What to produce: Entries in the following listing are to be copied exactly as they stand.
• • • • •
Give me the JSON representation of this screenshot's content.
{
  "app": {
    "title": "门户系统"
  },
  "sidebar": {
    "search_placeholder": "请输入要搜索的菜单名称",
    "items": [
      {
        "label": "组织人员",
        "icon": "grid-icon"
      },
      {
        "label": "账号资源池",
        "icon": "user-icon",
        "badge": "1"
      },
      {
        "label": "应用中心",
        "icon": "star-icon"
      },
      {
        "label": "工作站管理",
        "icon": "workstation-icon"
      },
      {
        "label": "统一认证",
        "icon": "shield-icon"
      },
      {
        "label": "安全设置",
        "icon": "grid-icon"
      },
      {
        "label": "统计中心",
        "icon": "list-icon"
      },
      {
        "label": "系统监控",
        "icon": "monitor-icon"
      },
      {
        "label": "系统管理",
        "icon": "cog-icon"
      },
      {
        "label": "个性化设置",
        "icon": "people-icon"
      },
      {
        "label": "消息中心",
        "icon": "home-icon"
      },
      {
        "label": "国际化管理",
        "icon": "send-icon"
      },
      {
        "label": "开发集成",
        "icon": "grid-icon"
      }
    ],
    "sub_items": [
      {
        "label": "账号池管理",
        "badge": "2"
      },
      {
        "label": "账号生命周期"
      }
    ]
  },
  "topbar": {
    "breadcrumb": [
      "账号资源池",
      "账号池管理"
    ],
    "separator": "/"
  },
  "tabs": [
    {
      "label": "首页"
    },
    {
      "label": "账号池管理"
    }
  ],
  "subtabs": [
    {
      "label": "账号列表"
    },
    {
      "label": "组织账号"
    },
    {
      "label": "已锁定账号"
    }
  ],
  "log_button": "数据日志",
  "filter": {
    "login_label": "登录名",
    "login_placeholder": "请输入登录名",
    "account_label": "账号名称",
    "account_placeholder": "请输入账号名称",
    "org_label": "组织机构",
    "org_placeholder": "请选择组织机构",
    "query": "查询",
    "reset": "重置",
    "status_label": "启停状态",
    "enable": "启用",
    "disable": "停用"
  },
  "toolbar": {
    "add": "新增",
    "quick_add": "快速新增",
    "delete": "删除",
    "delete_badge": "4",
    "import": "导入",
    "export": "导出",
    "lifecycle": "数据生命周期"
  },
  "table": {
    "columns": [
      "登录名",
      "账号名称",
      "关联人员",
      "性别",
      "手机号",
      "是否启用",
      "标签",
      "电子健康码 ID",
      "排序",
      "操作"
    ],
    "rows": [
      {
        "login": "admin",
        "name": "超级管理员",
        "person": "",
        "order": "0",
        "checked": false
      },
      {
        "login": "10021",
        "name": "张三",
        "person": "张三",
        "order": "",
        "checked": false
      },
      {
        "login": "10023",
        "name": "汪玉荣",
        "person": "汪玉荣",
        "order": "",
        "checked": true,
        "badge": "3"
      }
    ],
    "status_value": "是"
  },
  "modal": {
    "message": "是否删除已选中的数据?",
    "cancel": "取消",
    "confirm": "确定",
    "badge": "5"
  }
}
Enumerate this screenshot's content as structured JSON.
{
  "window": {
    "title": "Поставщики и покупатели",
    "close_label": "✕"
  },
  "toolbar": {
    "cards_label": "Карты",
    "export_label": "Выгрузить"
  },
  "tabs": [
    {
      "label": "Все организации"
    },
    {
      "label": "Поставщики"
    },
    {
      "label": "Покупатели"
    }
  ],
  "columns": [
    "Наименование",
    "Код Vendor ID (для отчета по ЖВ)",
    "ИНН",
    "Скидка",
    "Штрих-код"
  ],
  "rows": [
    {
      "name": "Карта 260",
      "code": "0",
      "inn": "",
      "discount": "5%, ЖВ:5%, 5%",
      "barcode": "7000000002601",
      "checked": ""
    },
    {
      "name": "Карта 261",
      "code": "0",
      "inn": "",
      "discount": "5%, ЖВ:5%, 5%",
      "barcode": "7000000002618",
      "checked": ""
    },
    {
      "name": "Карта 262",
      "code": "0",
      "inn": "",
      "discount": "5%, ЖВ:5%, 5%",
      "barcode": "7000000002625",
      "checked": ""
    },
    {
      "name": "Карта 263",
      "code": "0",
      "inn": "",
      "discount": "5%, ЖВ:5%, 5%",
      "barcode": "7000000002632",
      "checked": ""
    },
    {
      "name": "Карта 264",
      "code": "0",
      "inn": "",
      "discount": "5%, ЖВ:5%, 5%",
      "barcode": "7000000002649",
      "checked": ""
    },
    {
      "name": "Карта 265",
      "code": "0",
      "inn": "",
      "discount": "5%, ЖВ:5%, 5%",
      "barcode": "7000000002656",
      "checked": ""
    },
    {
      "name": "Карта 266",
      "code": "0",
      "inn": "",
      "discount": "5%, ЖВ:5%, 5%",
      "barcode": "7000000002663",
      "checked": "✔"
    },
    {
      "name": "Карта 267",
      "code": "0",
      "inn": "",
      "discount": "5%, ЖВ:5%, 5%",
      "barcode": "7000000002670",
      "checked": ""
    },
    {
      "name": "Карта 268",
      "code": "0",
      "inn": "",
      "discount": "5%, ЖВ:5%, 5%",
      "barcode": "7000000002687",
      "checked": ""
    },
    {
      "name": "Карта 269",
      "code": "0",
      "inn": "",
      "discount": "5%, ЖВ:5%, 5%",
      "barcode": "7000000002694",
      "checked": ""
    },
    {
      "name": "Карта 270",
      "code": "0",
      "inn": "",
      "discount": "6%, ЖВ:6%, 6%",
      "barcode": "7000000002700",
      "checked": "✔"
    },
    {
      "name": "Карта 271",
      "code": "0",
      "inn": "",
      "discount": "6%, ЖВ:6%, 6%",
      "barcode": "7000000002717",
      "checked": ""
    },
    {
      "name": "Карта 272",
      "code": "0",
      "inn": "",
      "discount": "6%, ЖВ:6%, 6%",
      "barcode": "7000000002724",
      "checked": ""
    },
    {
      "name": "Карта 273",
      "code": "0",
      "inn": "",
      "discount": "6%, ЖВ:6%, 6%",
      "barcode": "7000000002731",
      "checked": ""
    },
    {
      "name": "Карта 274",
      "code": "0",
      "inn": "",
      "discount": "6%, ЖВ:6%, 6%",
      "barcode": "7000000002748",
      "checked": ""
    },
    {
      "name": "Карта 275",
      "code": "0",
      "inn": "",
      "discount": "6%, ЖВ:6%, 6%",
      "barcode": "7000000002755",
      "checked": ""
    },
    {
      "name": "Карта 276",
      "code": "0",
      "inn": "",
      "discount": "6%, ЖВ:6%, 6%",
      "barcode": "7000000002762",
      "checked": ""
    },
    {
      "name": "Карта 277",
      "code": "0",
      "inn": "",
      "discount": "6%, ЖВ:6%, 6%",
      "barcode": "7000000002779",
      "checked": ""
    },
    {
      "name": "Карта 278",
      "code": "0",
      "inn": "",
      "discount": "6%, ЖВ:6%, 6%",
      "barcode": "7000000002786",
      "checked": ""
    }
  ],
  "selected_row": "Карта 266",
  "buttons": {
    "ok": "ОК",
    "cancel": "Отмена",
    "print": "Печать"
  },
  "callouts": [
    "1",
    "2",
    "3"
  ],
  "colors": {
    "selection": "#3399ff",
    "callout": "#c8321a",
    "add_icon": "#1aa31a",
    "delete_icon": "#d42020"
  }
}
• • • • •
Output:
Give me the JSON representation of this screenshot's content.
{
  "app": {
    "title": "门户系统"
  },
  "sidebar": {
    "search_placeholder": "请输入要搜索的菜单名称",
    "items": [
      {
        "label": "组织人员",
        "icon": "grid-icon"
      },
      {
        "label": "账号资源池",
        "icon": "user-icon",
        "badge": "1"
      },
      {
        "label": "应用中心",
        "icon": "star-icon"
      },
      {
        "label": "工作站管理",
        "icon": "workstation-icon"
      },
      {
        "label": "统一认证",
        "icon": "shield-icon"
      },
      {
        "label": "安全设置",
        "icon": "grid-icon"
      },
      {
        "label": "统计中心",
        "icon": "list-icon"
      },
      {
        "label": "系统监控",
        "icon": "monitor-icon"
      },
      {
        "label": "系统管理",
        "icon": "cog-icon"
      },
      {
        "label": "个性化设置",
        "icon": "people-icon"
      },
      {
        "label": "消息中心",
        "icon": "home-icon"
      },
      {
        "label": "国际化管理",
        "icon": "send-icon"
      },
      {
        "label": "开发集成",
        "icon": "grid-icon"
      }
    ],
    "sub_items": [
      {
        "label": "账号池管理",
        "badge": "2"
      },
      {
        "label": "账号生命周期"
      }
    ]
  },
  "topbar": {
    "breadcrumb": [
      "账号资源池",
      "账号池管理"
    ],
    "separator": "/"
  },
  "tabs": [
    {
      "label": "首页"
    },
    {
      "label": "账号池管理"
    }
  ],
  "subtabs": [
    {
      "label": "账号列表"
    },
    {
      "label": "组织账号"
    },
    {
      "label": "已锁定账号"
    }
  ],
  "log_button": "数据日志",
  "filter": {
    "login_label": "登录名",
    "login_placeholder": "请输入登录名",
    "account_label": "账号名称",
    "account_placeholder": "请输入账号名称",
    "org_label": "组织机构",
    "org_placeholder": "请选择组织机构",
    "query": "查询",
    "reset": "重置",
    "status_label": "启停状态",
    "enable": "启用",
    "disable": "停用"
  },
  "toolbar": {
    "add": "新增",
    "quick_add": "快速新增",
    "delete": "删除",
    "delete_badge": "4",
    "import": "导入",
    "export": "导出",
    "lifecycle": "数据生命周期"
  },
  "table": {
    "columns": [
      "登录名",
      "账号名称",
      "关联人员",
      "性别",
      "手机号",
      "是否启用",
      "标签",
      "电子健康码 ID",
      "排序",
      "操作"
    ],
    "rows": [
      {
        "login": "admin",
        "name": "超级管理员",
        "person": "",
        "order": "0",
        "checked": false
      },
      {
        "login": "10021",
        "name": "张三",
        "person": "张三",
        "order": "",
        "checked": false
      },
      {
        "login": "10023",
        "name": "汪玉荣",
        "person": "汪玉荣",
        "order": "",
        "checked": true,
        "badge": "3"
      }
    ],
    "status_value": "是"
  },
  "modal": {
    "message": "是否删除已选中的数据?",
    "cancel": "取消",
    "confirm": "确定",
    "badge": "5"
  }
}
Enumerate this screenshot's content as structured JSON.
{
  "window": {
    "title": "Поставщики и покупатели",
    "close_label": "✕"
  },
  "toolbar": {
    "cards_label": "Карты",
    "export_label": "Выгрузить"
  },
  "tabs": [
    {
      "label": "Все организации"
    },
    {
      "label": "Поставщики"
    },
    {
      "label": "Покупатели"
    }
  ],
  "columns": [
    "Наименование",
    "Код Vendor ID (для отчета по ЖВ)",
    "ИНН",
    "Скидка",
    "Штрих-код"
  ],
  "rows": [
    {
      "name": "Карта 260",
      "code": "0",
      "inn": "",
      "discount": "5%, ЖВ:5%, 5%",
      "barcode": "7000000002601",
      "checked": ""
    },
    {
      "name": "Карта 261",
      "code": "0",
      "inn": "",
      "discount": "5%, ЖВ:5%, 5%",
      "barcode": "7000000002618",
      "checked": ""
    },
    {
      "name": "Карта 262",
      "code": "0",
      "inn": "",
      "discount": "5%, ЖВ:5%, 5%",
      "barcode": "7000000002625",
      "checked": ""
    },
    {
      "name": "Карта 263",
      "code": "0",
      "inn": "",
      "discount": "5%, ЖВ:5%, 5%",
      "barcode": "7000000002632",
      "checked": ""
    },
    {
      "name": "Карта 264",
      "code": "0",
      "inn": "",
      "discount": "5%, ЖВ:5%, 5%",
      "barcode": "7000000002649",
      "checked": ""
    },
    {
      "name": "Карта 265",
      "code": "0",
      "inn": "",
      "discount": "5%, ЖВ:5%, 5%",
      "barcode": "7000000002656",
      "checked": ""
    },
    {
      "name": "Карта 266",
      "code": "0",
      "inn": "",
      "discount": "5%, ЖВ:5%, 5%",
      "barcode": "7000000002663",
      "checked": "✔"
    },
    {
      "name": "Карта 267",
      "code": "0",
      "inn": "",
      "discount": "5%, ЖВ:5%, 5%",
      "barcode": "7000000002670",
      "checked": ""
    },
    {
      "name": "Карта 268",
      "code": "0",
      "inn": "",
      "discount": "5%, ЖВ:5%, 5%",
      "barcode": "7000000002687",
      "checked": ""
    },
    {
      "name": "Карта 269",
      "code": "0",
      "inn": "",
      "discount": "5%, ЖВ:5%, 5%",
      "barcode": "7000000002694",
      "checked": ""
    },
    {
      "name": "Карта 270",
      "code": "0",
      "inn": "",
      "discount": "6%, ЖВ:6%, 6%",
      "barcode": "7000000002700",
      "checked": "✔"
    },
    {
      "name": "Карта 271",
      "code": "0",
      "inn": "",
      "discount": "6%, ЖВ:6%, 6%",
      "barcode": "7000000002717",
      "checked": ""
    },
    {
      "name": "Карта 272",
      "code": "0",
      "inn": "",
      "discount": "6%, ЖВ:6%, 6%",
      "barcode": "7000000002724",
      "checked": ""
    },
    {
      "name": "Карта 273",
      "code": "0",
      "inn": "",
      "discount": "6%, ЖВ:6%, 6%",
      "barcode": "7000000002731",
      "checked": ""
    },
    {
      "name": "Карта 274",
      "code": "0",
      "inn": "",
      "discount": "6%, ЖВ:6%, 6%",
      "barcode": "7000000002748",
      "checked": ""
    },
    {
      "name": "Карта 275",
      "code": "0",
      "inn": "",
      "discount": "6%, ЖВ:6%, 6%",
      "barcode": "7000000002755",
      "checked": ""
    },
    {
      "name": "Карта 276",
      "code": "0",
      "inn": "",
      "discount": "6%, ЖВ:6%, 6%",
      "barcode": "7000000002762",
      "checked": ""
    },
    {
      "name": "Карта 277",
      "code": "0",
      "inn": "",
      "discount": "6%, ЖВ:6%, 6%",
      "barcode": "7000000002779",
      "checked": ""
    },
    {
      "name": "Карта 278",
      "code": "0",
      "inn": "",
      "discount": "6%, ЖВ:6%, 6%",
      "barcode": "7000000002786",
      "checked": ""
    }
  ],
  "selected_row": "Карта 266",
  "buttons": {
    "ok": "ОК",
    "cancel": "Отмена",
    "print": "Печать"
  },
  "callouts": [
    "1",
    "2",
    "3"
  ],
  "colors": {
    "selection": "#3399ff",
    "callout": "#c8321a",
    "add_icon": "#1aa31a",
    "delete_icon": "#d42020"
  }
}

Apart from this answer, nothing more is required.